Federal Deposit Insurance Corporation (FDIC) staff members were so concerned about fair lending failings at Flagstar Bancorp (FBC) that they told executives at New York Community Bancorp (NYCB) that they wouldn’t support their proposed $2.6 billion acquisition of the company, according to sources familiar with the matter.
The agency’s rebuff came early this year after months of back and forth between bank executives and staff at two regulators—the FDIC and the Office of the Comptroller of the Currency (OCC). The FDIC is the principal federal regulator for New York Community while the OCC oversees Flagstar.
“No one at the FDIC was comfortable recommending a merger approval for these guys,” one source said. “The banks got the message.”
Instead of abandoning the merger, though, the banks restructured it in April so the OCC would be the primary regulator to review the deal and would oversee the company post merger. The OCC is generally considered the most permissive bank regulator in allowing industry tie-ups.
As part of that announcement, New York Community and Flagstar extended their merger agreement to October 31, 2022. Both banks declined to comment about the FDIC staff comments and the reasoning behind their deals’ restructuring.
The banks might be mistaken if they think they can get their deal approved by sidestepping the FDIC, said Jeremy Kress, a law professor at the University of Michigan.
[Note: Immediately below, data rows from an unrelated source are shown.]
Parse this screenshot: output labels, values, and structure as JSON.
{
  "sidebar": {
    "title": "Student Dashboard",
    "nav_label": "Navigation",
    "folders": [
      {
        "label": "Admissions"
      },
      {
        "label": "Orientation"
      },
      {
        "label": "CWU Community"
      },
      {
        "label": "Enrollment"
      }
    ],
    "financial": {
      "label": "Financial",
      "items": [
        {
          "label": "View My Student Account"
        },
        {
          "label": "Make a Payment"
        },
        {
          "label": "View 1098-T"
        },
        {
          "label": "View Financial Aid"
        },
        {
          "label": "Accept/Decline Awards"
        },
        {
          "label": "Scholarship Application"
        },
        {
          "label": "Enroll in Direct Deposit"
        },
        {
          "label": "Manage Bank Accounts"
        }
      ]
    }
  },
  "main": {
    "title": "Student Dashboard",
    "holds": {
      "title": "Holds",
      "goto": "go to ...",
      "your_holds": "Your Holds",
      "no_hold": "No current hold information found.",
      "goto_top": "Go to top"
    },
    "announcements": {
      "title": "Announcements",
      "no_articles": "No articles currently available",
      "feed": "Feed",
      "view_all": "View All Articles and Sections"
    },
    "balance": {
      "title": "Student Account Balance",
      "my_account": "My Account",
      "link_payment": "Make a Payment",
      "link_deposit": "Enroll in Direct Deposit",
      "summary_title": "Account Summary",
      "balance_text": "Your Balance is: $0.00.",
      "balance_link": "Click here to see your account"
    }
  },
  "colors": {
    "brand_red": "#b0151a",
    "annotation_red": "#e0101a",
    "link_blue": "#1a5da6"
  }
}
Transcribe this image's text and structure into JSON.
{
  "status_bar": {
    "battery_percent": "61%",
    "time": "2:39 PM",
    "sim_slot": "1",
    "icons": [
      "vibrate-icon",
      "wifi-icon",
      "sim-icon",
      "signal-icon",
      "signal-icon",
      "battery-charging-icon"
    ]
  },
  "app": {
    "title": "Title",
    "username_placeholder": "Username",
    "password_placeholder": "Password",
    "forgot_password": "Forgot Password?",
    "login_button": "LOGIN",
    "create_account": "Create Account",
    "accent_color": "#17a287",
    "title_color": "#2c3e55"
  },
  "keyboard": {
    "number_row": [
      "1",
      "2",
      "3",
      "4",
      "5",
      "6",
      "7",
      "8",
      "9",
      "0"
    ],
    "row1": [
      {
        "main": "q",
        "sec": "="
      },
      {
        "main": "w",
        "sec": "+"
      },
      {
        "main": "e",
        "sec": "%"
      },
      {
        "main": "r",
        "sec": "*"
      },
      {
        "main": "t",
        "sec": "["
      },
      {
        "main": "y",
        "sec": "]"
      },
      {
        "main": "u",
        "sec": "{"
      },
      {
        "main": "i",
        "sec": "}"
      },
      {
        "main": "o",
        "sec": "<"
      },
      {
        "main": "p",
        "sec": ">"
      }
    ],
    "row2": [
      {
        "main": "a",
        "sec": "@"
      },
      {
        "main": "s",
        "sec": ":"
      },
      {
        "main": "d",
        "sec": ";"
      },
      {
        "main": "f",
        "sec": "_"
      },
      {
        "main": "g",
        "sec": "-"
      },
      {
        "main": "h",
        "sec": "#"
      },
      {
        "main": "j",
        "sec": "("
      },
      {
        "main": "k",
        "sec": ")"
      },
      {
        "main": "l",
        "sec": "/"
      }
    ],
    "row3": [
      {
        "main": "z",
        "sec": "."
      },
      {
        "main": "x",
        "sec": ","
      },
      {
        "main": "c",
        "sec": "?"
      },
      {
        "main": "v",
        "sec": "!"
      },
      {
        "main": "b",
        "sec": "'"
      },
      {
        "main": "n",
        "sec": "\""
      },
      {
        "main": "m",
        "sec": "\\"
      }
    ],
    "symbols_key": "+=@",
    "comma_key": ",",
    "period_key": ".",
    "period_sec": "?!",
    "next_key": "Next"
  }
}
“There are a few clear-cut issues that can lead bank regulators to deny a merger request, and weak management is one of those issues,” Kress said. “If the FDIC finds faults with a bank’s management, I would expect the OCC is going to find those same faults.”
The Capitol Forum reported this month that DOJ is considering whether to bring a racial discrimination case against Flagstar after regulators determined that the bank’s Black customers paid more for home loans than other borrowers. In the near term, DOJ’s redlining probe, which will likely take several months, will cast the longest shadow over the Flagstar deal, said two sources familiar with the federal reviews.
Still, the same fair lending issues at the center of the Justice Department probe are what drew FDIC scrutiny, sources said.
Even without the allegations, the banks might undergo a more rigorous OCC review than in the past because the agency has become more skeptical of mergers. Michael Hsu, the regulator’s acting head, has said bank merger rules are too lax.
“The frameworks for analyzing bank mergers need updating,” he said at a speech in May. “Without enhancements, there is an increased risk of approving mergers that diminish competition, hurt communities or present systemic risks.”
The FDIC is looking to toughen bank merger rules. Banks that result from a tie-up “should provide greater public benefit than the existing entities,” according to Acting FDIC Chair Martin Gruenberg and Rohit Chopra, the head of the Consumer Financial Protection Bureau (CFPB). Chopra and the OCC’s Hsu have seats on the FDIC Board.
The FDIC is weighing public comments as it considers a new merger review standard.